As a result of the scrub clearance the rabbit population has increased and provide natural grazing. This means that large areas of chalk turf have been established with an accompanying increase in the wild flower population. In the spring, violets including Hairy, Dog and Sweet Violets (Viola hirta) and cowslips (Primula veris) provide a spectacular display, later in the summer there has been an increase in Felwort (Gentianella amarella) a plant apparently unpalatable to rabbits.  In early spring the edges of scrub are in some places brightened by the presence of Stinking Hellebore (Helleborus foetidus).
Management
The Overall objective is to manage Park Downs predominatly as grassland with scrub interspersed.  On the northern edge there are areas of semi-mature woodlands part of which are being coppiced.
At the start of this century the grassland areas were grazed in the winter on an annual basis.  Unfiortunately a serious dog attcak caused this to cease until this year (2015) when we hope to graze the central area for the first time in seven years.
panorama


One of the grazing paddocks on Park Downs taken shortly after the area was forage-harvested.
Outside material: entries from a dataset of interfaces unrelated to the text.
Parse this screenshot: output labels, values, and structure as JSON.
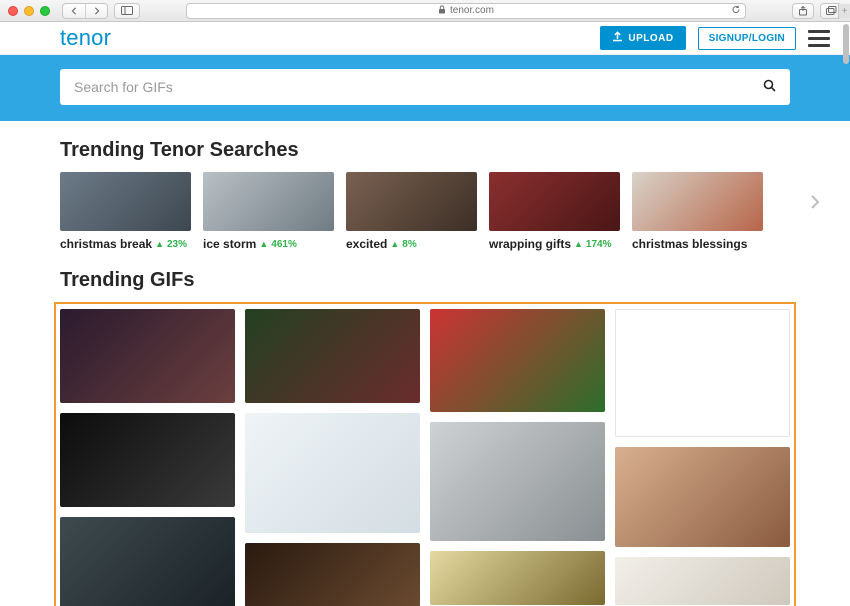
{
  "browser": {
    "url_host": "tenor.com",
    "lock_icon": "lock-icon",
    "reload_icon": "reload-icon"
  },
  "header": {
    "brand": "tenor",
    "upload_label": "UPLOAD",
    "auth_label": "SIGNUP/LOGIN"
  },
  "search": {
    "placeholder": "Search for GIFs"
  },
  "trending_searches": {
    "title": "Trending Tenor Searches",
    "items": [
      {
        "label": "christmas break",
        "pct": "23%",
        "thumb_bg": "linear-gradient(135deg,#6d7b88,#3d4750)"
      },
      {
        "label": "ice storm",
        "pct": "461%",
        "thumb_bg": "linear-gradient(135deg,#b9c0c6,#707b83)"
      },
      {
        "label": "excited",
        "pct": "8%",
        "thumb_bg": "linear-gradient(135deg,#7a6152,#3c2f25)"
      },
      {
        "label": "wrapping gifts",
        "pct": "174%",
        "thumb_bg": "linear-gradient(135deg,#8a2f2f,#4a1616)"
      },
      {
        "label": "christmas blessings",
        "pct": "",
        "thumb_bg": "linear-gradient(135deg,#d9d3c9,#b7654a)"
      }
    ]
  },
  "trending_gifs": {
    "title": "Trending GIFs",
    "columns": [
      [
        {
          "h": 94,
          "bg": "linear-gradient(135deg,#2a1b2e,#6b3f3f)"
        },
        {
          "h": 94,
          "bg": "linear-gradient(135deg,#0c0c0c,#3a3a3a)"
        },
        {
          "h": 92,
          "bg": "linear-gradient(135deg,#3e4a4f,#1a2226)"
        }
      ],
      [
        {
          "h": 94,
          "bg": "linear-gradient(135deg,#234021,#6a2c2c)"
        },
        {
          "h": 120,
          "bg": "linear-gradient(135deg,#eef4f7,#d4dde3)"
        },
        {
          "h": 64,
          "bg": "linear-gradient(135deg,#2a1a10,#6a4a30)"
        }
      ],
      [
        {
          "h": 103,
          "bg": "linear-gradient(135deg,#c33,#2c6e2c)"
        },
        {
          "h": 119,
          "bg": "linear-gradient(135deg,#cfd2d4,#8a8f92)"
        },
        {
          "h": 54,
          "bg": "linear-gradient(135deg,#e4d9a1,#7a6a30)"
        }
      ],
      [
        {
          "h": 128,
          "bg": "#ffffff",
          "border": true
        },
        {
          "h": 100,
          "bg": "linear-gradient(135deg,#d8b08f,#8a5a3f)"
        },
        {
          "h": 48,
          "bg": "linear-gradient(135deg,#f2efe9,#cfc9bd)"
        }
      ]
    ]
  }
}
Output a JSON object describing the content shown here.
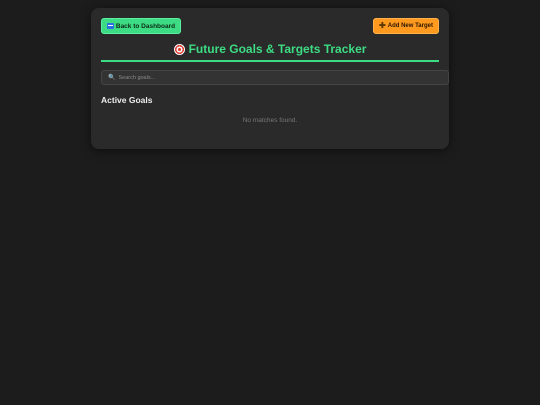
{
  "header": {
    "back_label": "Back to Dashboard",
    "add_label": "Add New Target",
    "title": "Future Goals & Targets Tracker"
  },
  "search": {
    "placeholder": "Search goals..."
  },
  "goals": {
    "section_title": "Active Goals",
    "empty_message": "No matches found."
  },
  "colors": {
    "background": "#1c1c1c",
    "card": "#2a2a2a",
    "accent_green": "#3ddc84",
    "accent_orange": "#ff9a1f"
  },
  "icons": {
    "back": "back-arrow-icon",
    "add": "plus-icon",
    "title": "target-icon",
    "search": "search-icon"
  }
}
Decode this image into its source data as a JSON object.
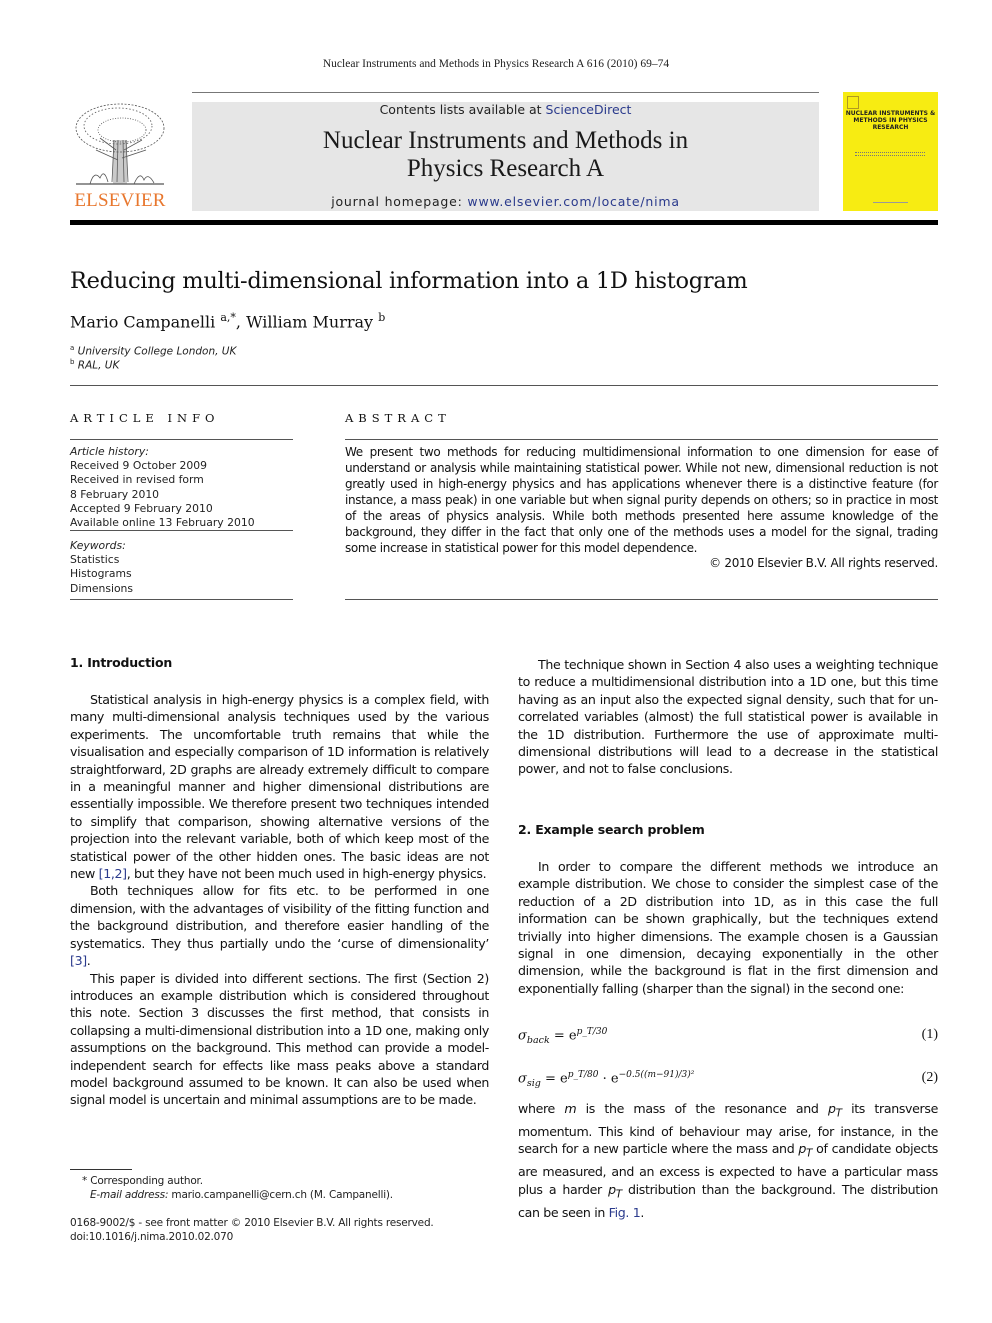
{
  "running_head": "Nuclear Instruments and Methods in Physics Research A 616 (2010) 69–74",
  "masthead": {
    "publisher_logo_icon": "elsevier-tree-icon",
    "publisher_name": "ELSEVIER",
    "contents_prefix": "Contents lists available at ",
    "contents_link": "ScienceDirect",
    "journal_title_line1": "Nuclear Instruments and Methods in",
    "journal_title_line2": "Physics Research A",
    "homepage_prefix": "journal homepage: ",
    "homepage_link": "www.elsevier.com/locate/nima",
    "cover_title": "NUCLEAR INSTRUMENTS & METHODS IN PHYSICS RESEARCH",
    "cover_color": "#f7ec12",
    "publisher_color": "#e8772e",
    "link_color": "#2a3a8c"
  },
  "article": {
    "title": "Reducing multi-dimensional information into a 1D histogram",
    "authors": [
      {
        "name": "Mario Campanelli",
        "sup": "a,*"
      },
      {
        "name": "William Murray",
        "sup": "b"
      }
    ],
    "author_separator": ", ",
    "affiliations": [
      {
        "sup": "a",
        "text": "University College London, UK"
      },
      {
        "sup": "b",
        "text": "RAL, UK"
      }
    ]
  },
  "article_info": {
    "heading": "ARTICLE INFO",
    "history_label": "Article history:",
    "history": [
      "Received 9 October 2009",
      "Received in revised form",
      "8 February 2010",
      "Accepted 9 February 2010",
      "Available online 13 February 2010"
    ],
    "keywords_label": "Keywords:",
    "keywords": [
      "Statistics",
      "Histograms",
      "Dimensions"
    ]
  },
  "abstract": {
    "heading": "ABSTRACT",
    "text": "We present two methods for reducing multidimensional information to one dimension for ease of understand or analysis while maintaining statistical power. While not new, dimensional reduction is not greatly used in high-energy physics and has applications whenever there is a distinctive feature (for instance, a mass peak) in one variable but when signal purity depends on others; so in practice in most of the areas of physics analysis. While both methods presented here assume knowledge of the background, they differ in the fact that only one of the methods uses a model for the signal, trading some increase in statistical power for this model dependence.",
    "copyright": "© 2010 Elsevier B.V. All rights reserved."
  },
  "sections": {
    "intro": {
      "heading": "1.  Introduction",
      "p1_a": "Statistical analysis in high-energy physics is a complex field, with many multi-dimensional analysis techniques used by the various experiments. The uncomfortable truth remains that while the visualisation and especially comparison of 1D information is relatively straightforward, 2D graphs are already extremely difficult to compare in a meaningful manner and higher dimensional distributions are essentially impossible. We therefore present two techniques intended to simplify that comparison, showing alternative versions of the projection into the relevant variable, both of which keep most of the statistical power of the other hidden ones. The basic ideas are not new ",
      "p1_ref": "[1,2]",
      "p1_b": ", but they have not been much used in high-energy physics.",
      "p2_a": "Both techniques allow for fits etc. to be performed in one dimension, with the advantages of visibility of the fitting function and the background distribution, and therefore easier handling of the systematics. They thus partially undo the ‘curse of dimensionality’ ",
      "p2_ref": "[3]",
      "p2_b": ".",
      "p3": "This paper is divided into different sections. The first (Section 2) introduces an example distribution which is considered throughout this note. Section 3 discusses the first method, that consists in collapsing a multi-dimensional distribution into a 1D one, making only assumptions on the background. This method can provide a model-independent search for effects like mass peaks above a standard model background assumed to be known. It can also be used when signal model is uncertain and minimal assumptions are to be made.",
      "p4": "The technique shown in Section 4 also uses a weighting technique to reduce a multidimensional distribution into a 1D one, but this time having as an input also the expected signal density, such that for un-correlated variables (almost) the full statistical power is available in the 1D distribution. Furthermore the use of approximate multi-dimensional distributions will lead to a decrease in the statistical power, and not to false conclusions."
    },
    "example": {
      "heading": "2.  Example search problem",
      "p1": "In order to compare the different methods we introduce an example distribution. We chose to consider the simplest case of the reduction of a 2D distribution into 1D, as in this case the full information can be shown graphically, but the techniques extend trivially into higher dimensions. The example chosen is a Gaussian signal in one dimension, decaying exponentially in the other dimension, while the background is flat in the first dimension and exponentially falling (sharper than the signal) in the second one:",
      "eq1": {
        "sigma": "σ",
        "sub": "back",
        "eq": " = e",
        "exp": "p_T/30",
        "number": "(1)"
      },
      "eq2": {
        "sigma": "σ",
        "sub": "sig",
        "eq": " = e",
        "exp1": "p_T/80",
        "dot": " · e",
        "exp2": "−0.5((m−91)/3)²",
        "number": "(2)"
      },
      "p2_a": "where ",
      "p2_m": "m",
      "p2_b": " is the mass of the resonance and ",
      "p2_pt": "p",
      "p2_pt_sub": "T",
      "p2_c": " its transverse momentum. This kind of behaviour may arise, for instance, in the search for a new particle where the mass and ",
      "p2_d": " of candidate objects are measured, and an excess is expected to have a particular mass plus a harder ",
      "p2_e": " distribution than the background. The distribution can be seen in ",
      "p2_ref": "Fig. 1",
      "p2_f": "."
    }
  },
  "footnotes": {
    "corresponding": "* Corresponding author.",
    "email_label": "E-mail address:",
    "email": " mario.campanelli@cern.ch (M. Campanelli).",
    "issn_line": "0168-9002/$ - see front matter © 2010 Elsevier B.V. All rights reserved.",
    "doi": "doi:10.1016/j.nima.2010.02.070"
  }
}
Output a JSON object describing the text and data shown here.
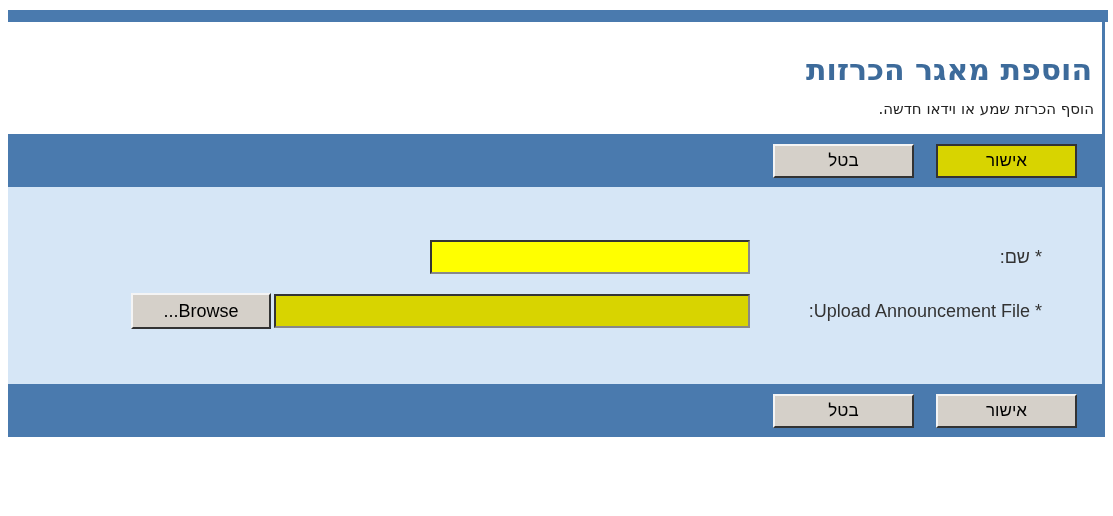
{
  "title": "הוספת מאגר הכרזות",
  "subtitle": "הוסף הכרזת שמע או וידאו חדשה.",
  "top_buttons": [
    {
      "label": "אישור",
      "highlighted": true
    },
    {
      "label": "בטל",
      "highlighted": false
    }
  ],
  "fields": [
    {
      "kind": "text",
      "label": "* שם:",
      "highlighted": true
    },
    {
      "kind": "file",
      "label": "* Upload Announcement File:",
      "browse_label": "Browse...",
      "highlighted": true
    }
  ],
  "bottom_buttons": [
    {
      "label": "אישור",
      "highlighted": false
    },
    {
      "label": "בטל",
      "highlighted": false
    }
  ]
}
In the foreground is an area made bare by rabbit activity.  The woodland in the background is Banstead Woods .